Two things to know about Georgia’s “campus carry” bill
Georgia’s “campus carry” bill allows adults with concealed carry licenses to bring firearms onto college campuses. Those participating should be aware of exceptions.
Georgia recently passed a law that expands the rights of gun owners to carry firearms on college campuses. The law, referred to as the “campus carry” bill, has met some controversy. In response, the legislature put forward a piece of legislation touted to clean up the original law.

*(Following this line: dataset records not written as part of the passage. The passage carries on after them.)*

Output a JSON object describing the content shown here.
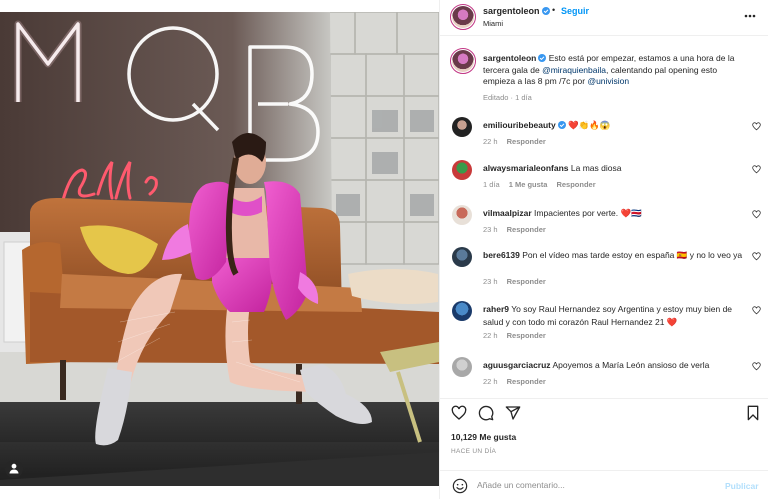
{
  "post": {
    "username": "sargentoleon",
    "follow_label": "Seguir",
    "dot": "•",
    "location": "Miami",
    "caption_prefix": "Esto está por empezar, estamos a una hora de la tercera gala de",
    "caption_mention1": "@miraquienbaila",
    "caption_middle": ", calentando pal opening esto empieza a las 8 pm /7c por",
    "caption_mention2": "@univision",
    "caption_meta": "Editado · 1 día",
    "photo_sign_top": "MQB",
    "photo_sign_script": "All S"
  },
  "comments": [
    {
      "user": "emiliouribebeauty",
      "verified": true,
      "text": "❤️👏🔥😱",
      "time": "22 h",
      "likes": "",
      "reply": "Responder"
    },
    {
      "user": "alwaysmarialeonfans",
      "verified": false,
      "text": "La mas diosa",
      "time": "1 día",
      "likes": "1 Me gusta",
      "reply": "Responder"
    },
    {
      "user": "vilmaalpizar",
      "verified": false,
      "text": "Impacientes por verte. ❤️🇨🇷",
      "time": "23 h",
      "likes": "",
      "reply": "Responder"
    },
    {
      "user": "bere6139",
      "verified": false,
      "text": "Pon el vídeo mas tarde estoy en españa 🇪🇸 y no lo veo ya",
      "time": "23 h",
      "likes": "",
      "reply": "Responder"
    },
    {
      "user": "raher9",
      "verified": false,
      "text": "Yo soy Raul Hernandez soy Argentina y estoy muy bien de salud y con todo mi corazón Raul Hernandez 21 ❤️",
      "time": "22 h",
      "likes": "",
      "reply": "Responder"
    },
    {
      "user": "aguusgarciacruz",
      "verified": false,
      "text": "Apoyemos a María León ansioso de verla",
      "time": "22 h",
      "likes": "",
      "reply": "Responder"
    }
  ],
  "engagement": {
    "likes_label": "10,129 Me gusta",
    "ago_label": "HACE UN DÍA"
  },
  "add_comment": {
    "placeholder": "Añade un comentario...",
    "post_label": "Publicar"
  },
  "icons": {
    "like": "heart-icon",
    "comment": "comment-icon",
    "share": "share-icon",
    "save": "bookmark-icon",
    "more": "more-icon",
    "emoji": "emoji-icon",
    "tag": "user-tag-icon"
  },
  "colors": {
    "accent": "#0095f6",
    "verified": "#3897f0",
    "heart_red": "#ed4956",
    "outfit_pink": "#e040c0",
    "neon_red": "#e53950"
  }
}
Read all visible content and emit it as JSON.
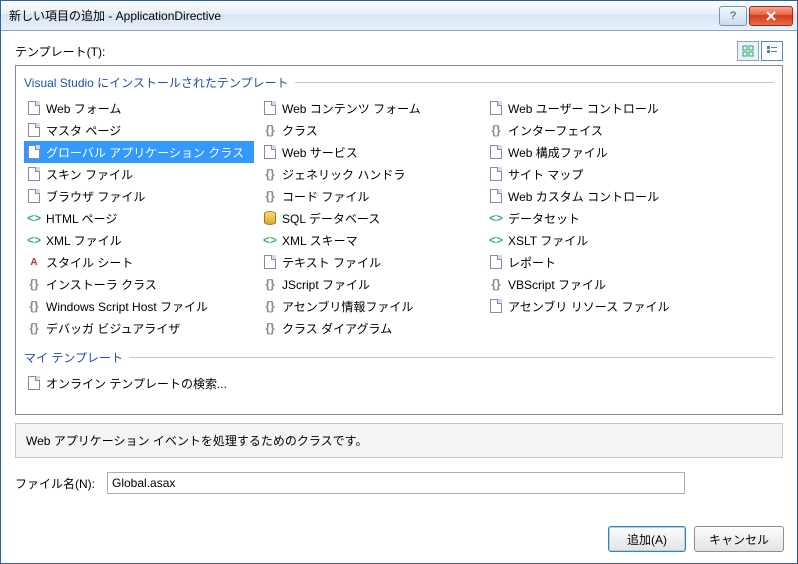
{
  "window": {
    "title": "新しい項目の追加 - ApplicationDirective"
  },
  "labels": {
    "templates": "テンプレート(T):",
    "group_vs": "Visual Studio にインストールされたテンプレート",
    "group_my": "マイ テンプレート",
    "filename": "ファイル名(N):",
    "add": "追加(A)",
    "cancel": "キャンセル"
  },
  "description": "Web アプリケーション イベントを処理するためのクラスです。",
  "filename_value": "Global.asax",
  "selected_index": 2,
  "templates_col1": [
    {
      "label": "Web フォーム",
      "icon": "page"
    },
    {
      "label": "マスタ ページ",
      "icon": "page"
    },
    {
      "label": "グローバル アプリケーション クラス",
      "icon": "page"
    },
    {
      "label": "スキン ファイル",
      "icon": "page"
    },
    {
      "label": "ブラウザ ファイル",
      "icon": "page"
    },
    {
      "label": "HTML ページ",
      "icon": "tag"
    },
    {
      "label": "XML ファイル",
      "icon": "tag"
    },
    {
      "label": "スタイル シート",
      "icon": "css"
    },
    {
      "label": "インストーラ クラス",
      "icon": "code"
    },
    {
      "label": "Windows Script Host ファイル",
      "icon": "code"
    },
    {
      "label": "デバッガ ビジュアライザ",
      "icon": "code"
    }
  ],
  "templates_col2": [
    {
      "label": "Web コンテンツ フォーム",
      "icon": "page"
    },
    {
      "label": "クラス",
      "icon": "code"
    },
    {
      "label": "Web サービス",
      "icon": "page"
    },
    {
      "label": "ジェネリック ハンドラ",
      "icon": "code"
    },
    {
      "label": "コード ファイル",
      "icon": "code"
    },
    {
      "label": "SQL データベース",
      "icon": "db"
    },
    {
      "label": "XML スキーマ",
      "icon": "tag"
    },
    {
      "label": "テキスト ファイル",
      "icon": "page"
    },
    {
      "label": "JScript ファイル",
      "icon": "code"
    },
    {
      "label": "アセンブリ情報ファイル",
      "icon": "code"
    },
    {
      "label": "クラス ダイアグラム",
      "icon": "code"
    }
  ],
  "templates_col3": [
    {
      "label": "Web ユーザー コントロール",
      "icon": "page"
    },
    {
      "label": "インターフェイス",
      "icon": "code"
    },
    {
      "label": "Web 構成ファイル",
      "icon": "page"
    },
    {
      "label": "サイト マップ",
      "icon": "page"
    },
    {
      "label": "Web カスタム コントロール",
      "icon": "page"
    },
    {
      "label": "データセット",
      "icon": "tag"
    },
    {
      "label": "XSLT ファイル",
      "icon": "tag"
    },
    {
      "label": "レポート",
      "icon": "page"
    },
    {
      "label": "VBScript ファイル",
      "icon": "code"
    },
    {
      "label": "アセンブリ リソース ファイル",
      "icon": "page"
    }
  ],
  "my_templates": [
    {
      "label": "オンライン テンプレートの検索...",
      "icon": "page"
    }
  ]
}
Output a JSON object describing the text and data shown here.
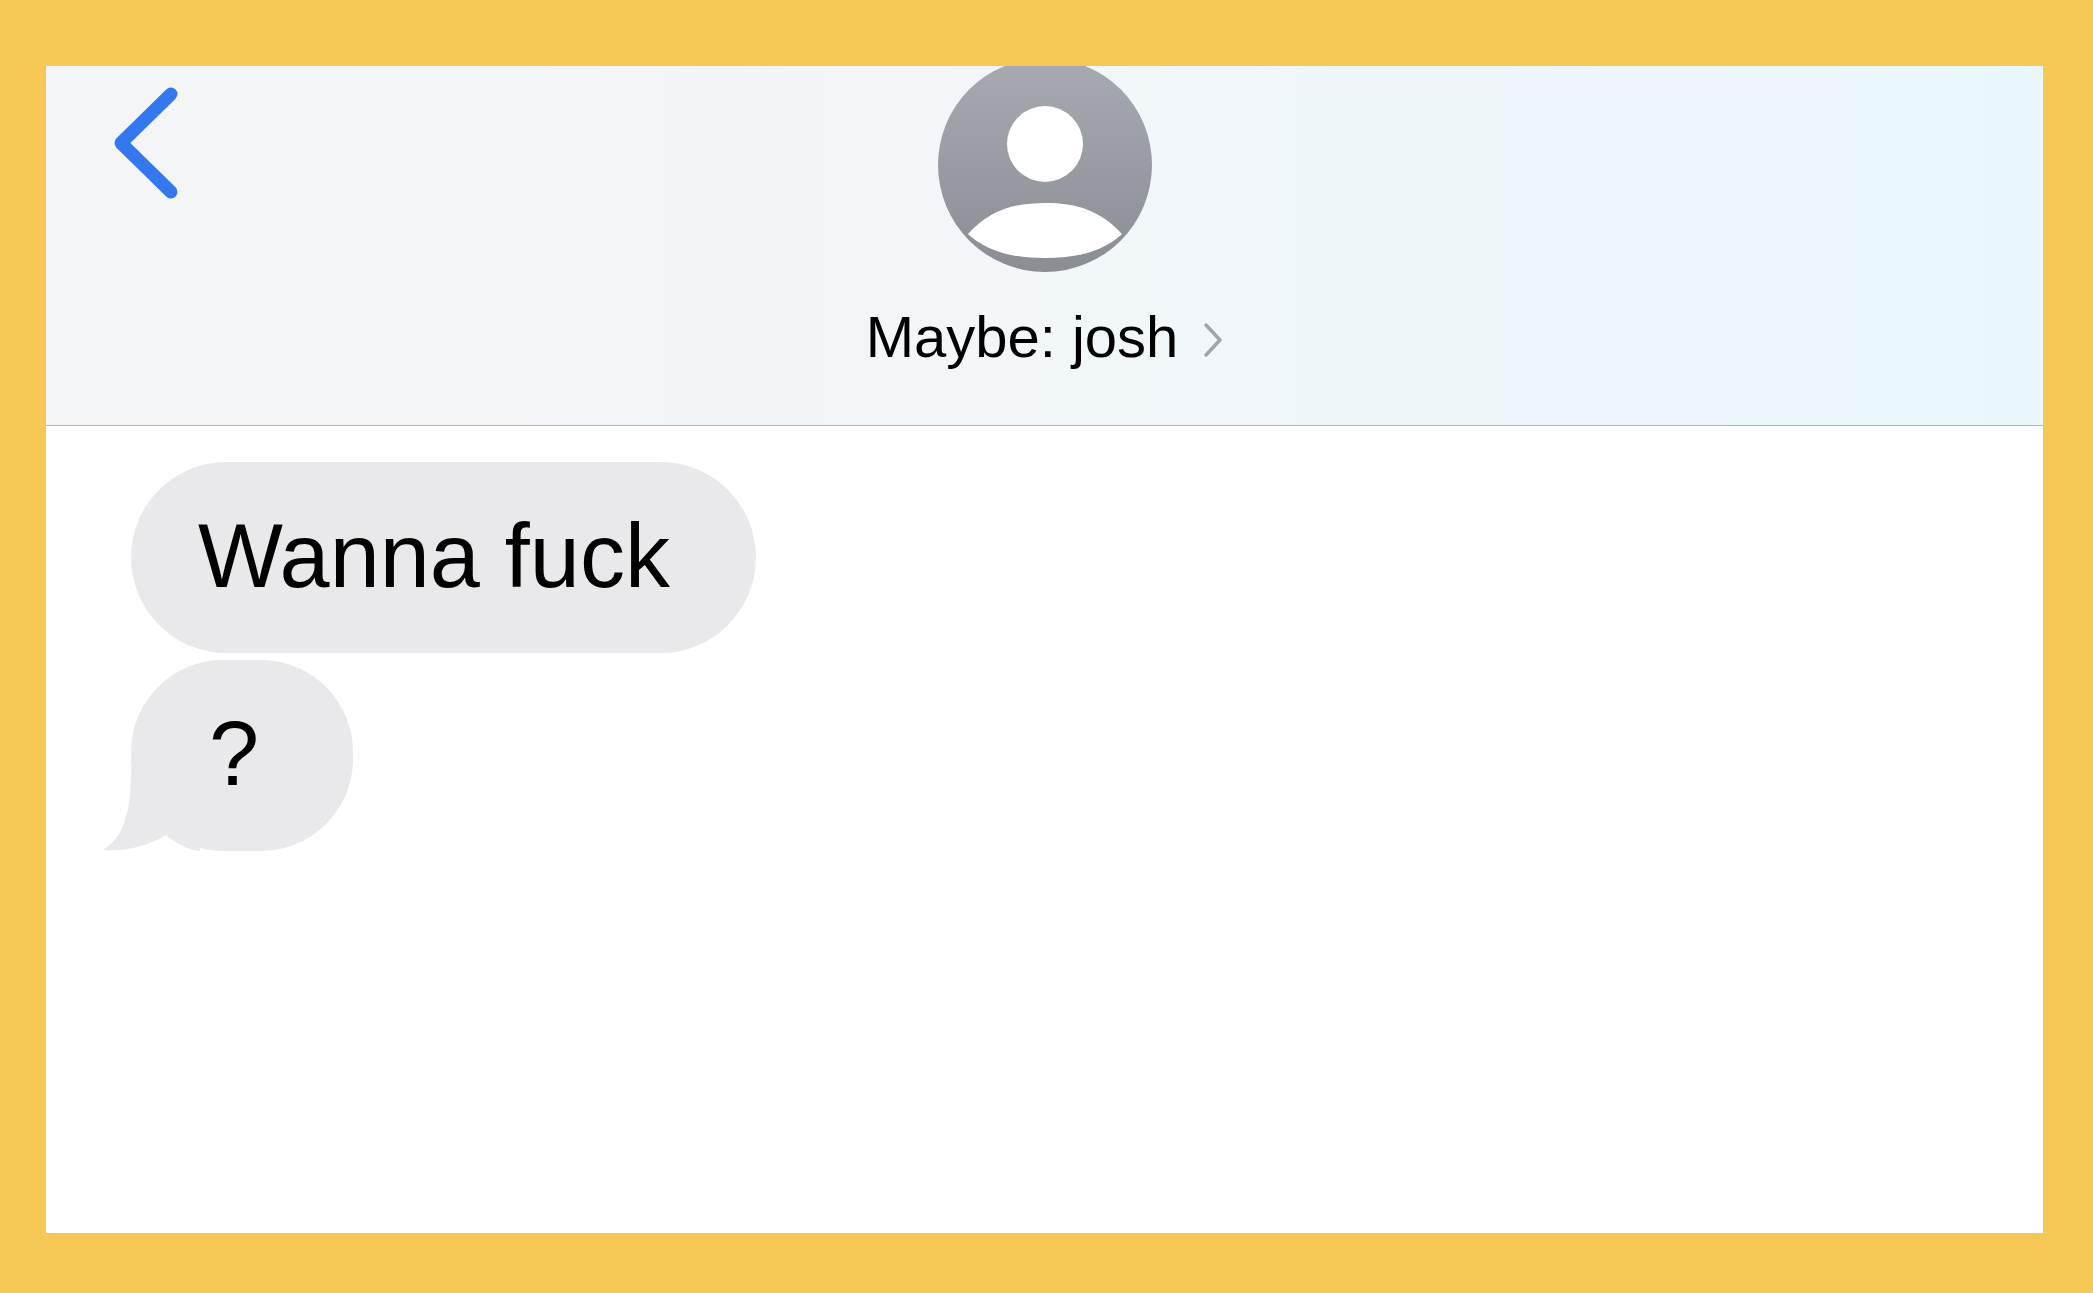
{
  "conversation_header": {
    "contact_name": "Maybe: josh"
  },
  "messages": [
    {
      "text": "Wanna fuck",
      "tail": false
    },
    {
      "text": "?",
      "tail": true
    }
  ]
}
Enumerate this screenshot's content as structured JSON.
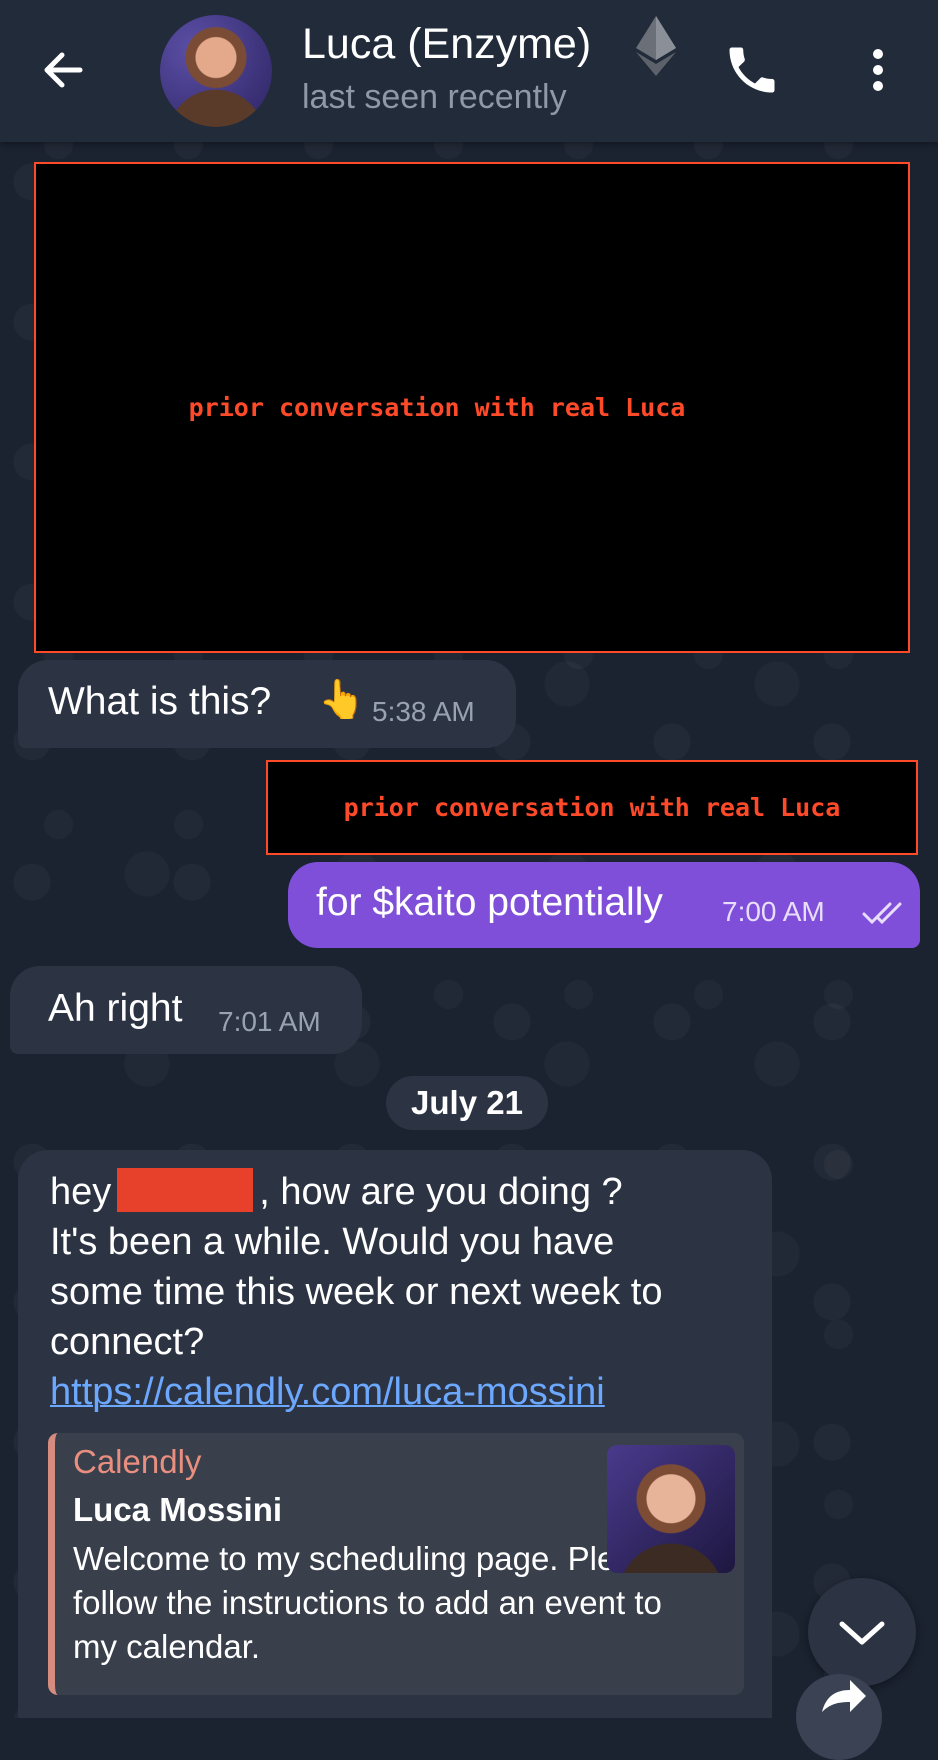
{
  "header": {
    "title": "Luca (Enzyme)",
    "status": "last seen recently",
    "back_icon": "arrow-left-icon",
    "call_icon": "phone-icon",
    "menu_icon": "more-vertical-icon",
    "badge_icon": "ethereum-icon"
  },
  "redactions": {
    "large_label": "prior conversation with real Luca",
    "small_label": "prior conversation with real Luca"
  },
  "messages": [
    {
      "direction": "incoming",
      "text": "What is this?",
      "emoji": "👆",
      "time": "5:38 AM"
    },
    {
      "direction": "outgoing",
      "text": "for $kaito potentially",
      "time": "7:00 AM",
      "status_icon": "double-check-icon"
    },
    {
      "direction": "incoming",
      "text": "Ah right",
      "time": "7:01 AM"
    }
  ],
  "date_separator": "July 21",
  "long_message": {
    "greeting": "hey",
    "greeting_rest": ", how are you doing ?",
    "line2": "It's been a while. Would you have",
    "line3": "some time this week or next week to",
    "line4": "connect?",
    "link": "https://calendly.com/luca-mossini",
    "preview": {
      "site": "Calendly",
      "title": "Luca Mossini",
      "description": "Welcome to my scheduling page. Please follow the instructions to add an event to my calendar."
    }
  },
  "colors": {
    "background": "#1b2230",
    "incoming_bubble": "#2c3444",
    "outgoing_bubble": "#7f4fd9",
    "redaction_border": "#ff4a2a",
    "link": "#6da8ff"
  }
}
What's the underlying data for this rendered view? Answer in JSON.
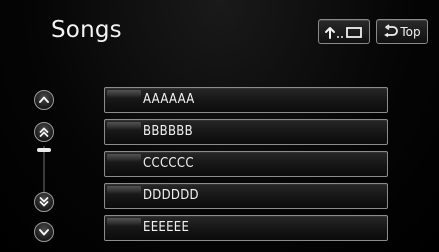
{
  "title": "Songs",
  "header_buttons": {
    "back_to_list": {
      "icon": "back-to-list-icon",
      "label": ""
    },
    "top": {
      "icon": "return-arrow-icon",
      "label": "Top"
    }
  },
  "scroll": {
    "page_up_icon": "chevron-up-icon",
    "fast_up_icon": "double-chevron-up-icon",
    "fast_down_icon": "double-chevron-down-icon",
    "page_down_icon": "chevron-down-icon",
    "position": 0.0
  },
  "songs": [
    "AAAAAA",
    "BBBBBB",
    "CCCCCC",
    "DDDDDD",
    "EEEEEE"
  ],
  "colors": {
    "background": "#000000",
    "text": "#f2f2f2",
    "border": "#8c8c8c"
  }
}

The future of this piece of legislation, House Bill 1060, is with Governor Nathan Deal as it heads to his desk for review. Governor Deal can sign or veto the bill. If he does neither, the bill will become law on its effective date, which is generally July 1. A recent article by the Atlanta Journal-Constitution discussed the bill, noting the fate of the bill is uncertain since the changes suggested by the governor were not included in the final bill passed by the legislature.
Three things to know about the controversial campus carry bill
The law and bill will impact a number of areas, most notably the following:
- Campus carry provision. Perhaps the most widely known impact of this law is the provision that allows anyone 21 years of age or older that has a weapons license to carry a gun on a college campus. There are some exceptions, such as within the dormitories or at sporting events. Those who support this provision argue that the provision is safe due to the requirement that the weapons be concealed. This, it is argued, is because the concealed carry license requires applicants to undergo both a background check and fingerprinting before an applicant is approved.
- Bank provision. Another notable provision involves funding from banks. The bill includes a provision that was previously proposed, referred to as the “Georgia Firearms Industry Nondiscrimination Act” that prevents banks from refusing to provide banking services to firearms dealers.
Unless the governor takes action, the bill will likely become law.
Impact of this law
The provisions of this law may cause some confusion about what types of licenses are required to carry firearms in different portions of the state. This is particularly true for young adults on college campuses. This confusion could lead to accusations of possession of a firearm without a permit or other criminal charges.
In these situations, those facing such charges should take the accusations seriously and contact a gun crimes defense attorney. This legal professional can review the details of the charges and build a defense, advocating for your rights and working to better ensure a more favorable outcome.